minneapolis

Stuart Mead

Speed Boat Gallery

One of the most memorable paintings in this exhibition depicts a vaudeville strip show from the perspective of someone standing backstage right: you see the stripper from behind, and by gazing past her you can look at the audience as well. In the foreground there’s a clown with a big smile on his face trying to introduce a goofy note into what he understands is a complicated but undeniably male exercise in sexual power. His face recalls faces seen in rush hour traffic, at panel discussions, on TV: a face that’s been caught looking but doesn’t want to stop, that mirrors a soul lost somewhere between desire and guilt, that transforms shame into comic gesture before registering tragic self-denial.

For years, Stuart Mead has used the vaudeville stage as a metaphor for the structure of male visual pleasure. Like most of Mead’s dramatic templates (public-bath scenes, circus scenes, scenes of men

Sign-in to keep reading

Artforum print subscribers have full access to this article. If you are a subscriber, sign in below.

Not registered for artforum.com? Register here.

SUBSCRIBE NOW for only $50 a year—65% off the newsstand price—and get the print magazine plus full online access to this issue and our archive.*
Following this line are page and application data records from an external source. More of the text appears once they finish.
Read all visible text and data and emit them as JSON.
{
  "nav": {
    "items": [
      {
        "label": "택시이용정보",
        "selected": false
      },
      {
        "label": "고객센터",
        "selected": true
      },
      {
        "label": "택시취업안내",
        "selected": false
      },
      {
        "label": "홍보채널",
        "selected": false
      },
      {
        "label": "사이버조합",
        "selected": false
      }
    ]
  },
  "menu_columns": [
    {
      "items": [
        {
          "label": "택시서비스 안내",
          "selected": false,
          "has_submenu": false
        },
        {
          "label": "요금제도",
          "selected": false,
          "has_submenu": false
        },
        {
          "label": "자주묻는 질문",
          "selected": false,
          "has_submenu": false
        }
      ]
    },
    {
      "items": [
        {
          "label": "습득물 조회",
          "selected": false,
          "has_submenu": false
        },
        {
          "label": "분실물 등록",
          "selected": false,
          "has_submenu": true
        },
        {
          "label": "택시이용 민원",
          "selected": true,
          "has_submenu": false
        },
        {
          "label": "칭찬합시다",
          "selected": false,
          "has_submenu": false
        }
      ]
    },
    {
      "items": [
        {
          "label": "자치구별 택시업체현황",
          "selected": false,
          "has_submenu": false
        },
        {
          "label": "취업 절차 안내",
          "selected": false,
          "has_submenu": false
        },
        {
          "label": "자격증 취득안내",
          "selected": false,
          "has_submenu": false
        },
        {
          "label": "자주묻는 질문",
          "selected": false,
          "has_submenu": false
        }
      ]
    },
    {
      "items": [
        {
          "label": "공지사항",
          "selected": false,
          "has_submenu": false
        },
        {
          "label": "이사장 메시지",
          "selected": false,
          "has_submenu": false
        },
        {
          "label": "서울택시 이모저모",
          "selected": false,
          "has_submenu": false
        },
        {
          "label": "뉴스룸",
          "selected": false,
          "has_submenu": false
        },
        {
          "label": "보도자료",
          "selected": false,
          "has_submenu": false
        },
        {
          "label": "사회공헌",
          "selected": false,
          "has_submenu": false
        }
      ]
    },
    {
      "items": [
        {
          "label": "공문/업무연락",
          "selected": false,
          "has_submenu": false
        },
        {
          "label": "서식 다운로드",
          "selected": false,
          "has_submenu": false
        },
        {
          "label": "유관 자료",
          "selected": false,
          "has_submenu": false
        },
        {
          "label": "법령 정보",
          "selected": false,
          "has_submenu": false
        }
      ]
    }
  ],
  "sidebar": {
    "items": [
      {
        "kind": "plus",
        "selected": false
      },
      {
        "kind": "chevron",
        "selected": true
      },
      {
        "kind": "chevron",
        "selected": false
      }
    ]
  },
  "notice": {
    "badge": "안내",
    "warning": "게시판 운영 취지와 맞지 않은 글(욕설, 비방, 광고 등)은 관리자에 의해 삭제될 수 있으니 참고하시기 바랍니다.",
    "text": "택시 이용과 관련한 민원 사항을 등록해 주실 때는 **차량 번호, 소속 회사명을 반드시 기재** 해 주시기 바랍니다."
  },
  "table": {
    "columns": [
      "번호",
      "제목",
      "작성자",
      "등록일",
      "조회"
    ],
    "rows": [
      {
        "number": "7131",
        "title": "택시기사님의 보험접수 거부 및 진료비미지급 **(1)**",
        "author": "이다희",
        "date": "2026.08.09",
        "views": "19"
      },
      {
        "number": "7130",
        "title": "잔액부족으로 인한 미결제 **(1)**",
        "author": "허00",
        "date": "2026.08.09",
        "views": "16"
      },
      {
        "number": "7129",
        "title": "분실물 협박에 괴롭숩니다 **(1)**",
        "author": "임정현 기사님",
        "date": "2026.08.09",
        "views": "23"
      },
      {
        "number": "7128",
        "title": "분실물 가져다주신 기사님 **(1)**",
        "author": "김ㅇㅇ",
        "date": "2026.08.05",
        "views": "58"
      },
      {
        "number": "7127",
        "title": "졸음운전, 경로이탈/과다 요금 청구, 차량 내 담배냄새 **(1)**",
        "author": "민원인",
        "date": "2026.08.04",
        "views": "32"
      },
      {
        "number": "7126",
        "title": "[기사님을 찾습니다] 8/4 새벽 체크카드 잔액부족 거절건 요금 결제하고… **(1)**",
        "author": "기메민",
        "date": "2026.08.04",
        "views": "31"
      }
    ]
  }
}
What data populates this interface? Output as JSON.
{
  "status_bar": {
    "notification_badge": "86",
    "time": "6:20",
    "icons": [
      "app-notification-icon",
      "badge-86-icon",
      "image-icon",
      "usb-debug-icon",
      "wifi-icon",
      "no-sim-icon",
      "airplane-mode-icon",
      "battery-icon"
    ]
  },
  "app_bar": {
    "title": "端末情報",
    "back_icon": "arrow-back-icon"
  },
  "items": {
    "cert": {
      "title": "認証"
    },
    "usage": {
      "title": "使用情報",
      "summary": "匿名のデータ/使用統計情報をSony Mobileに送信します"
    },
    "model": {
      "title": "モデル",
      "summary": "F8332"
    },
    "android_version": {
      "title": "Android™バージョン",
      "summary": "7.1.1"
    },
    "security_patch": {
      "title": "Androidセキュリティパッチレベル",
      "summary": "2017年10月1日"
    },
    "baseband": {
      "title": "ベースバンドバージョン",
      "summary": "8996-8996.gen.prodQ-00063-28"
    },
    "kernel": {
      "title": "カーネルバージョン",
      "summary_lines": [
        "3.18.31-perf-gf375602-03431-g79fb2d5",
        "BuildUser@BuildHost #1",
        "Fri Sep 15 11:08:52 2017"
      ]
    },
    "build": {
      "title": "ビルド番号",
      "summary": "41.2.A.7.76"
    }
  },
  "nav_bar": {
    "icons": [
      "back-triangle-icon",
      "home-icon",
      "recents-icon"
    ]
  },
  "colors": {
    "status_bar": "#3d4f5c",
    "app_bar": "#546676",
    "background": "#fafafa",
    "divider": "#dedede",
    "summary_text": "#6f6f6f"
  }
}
Order the PRINT EDITION of the January 1993 issue for $17 or the ONLINE EDITION for $5.99.

* This rate applies to U.S. domestic subscriptions.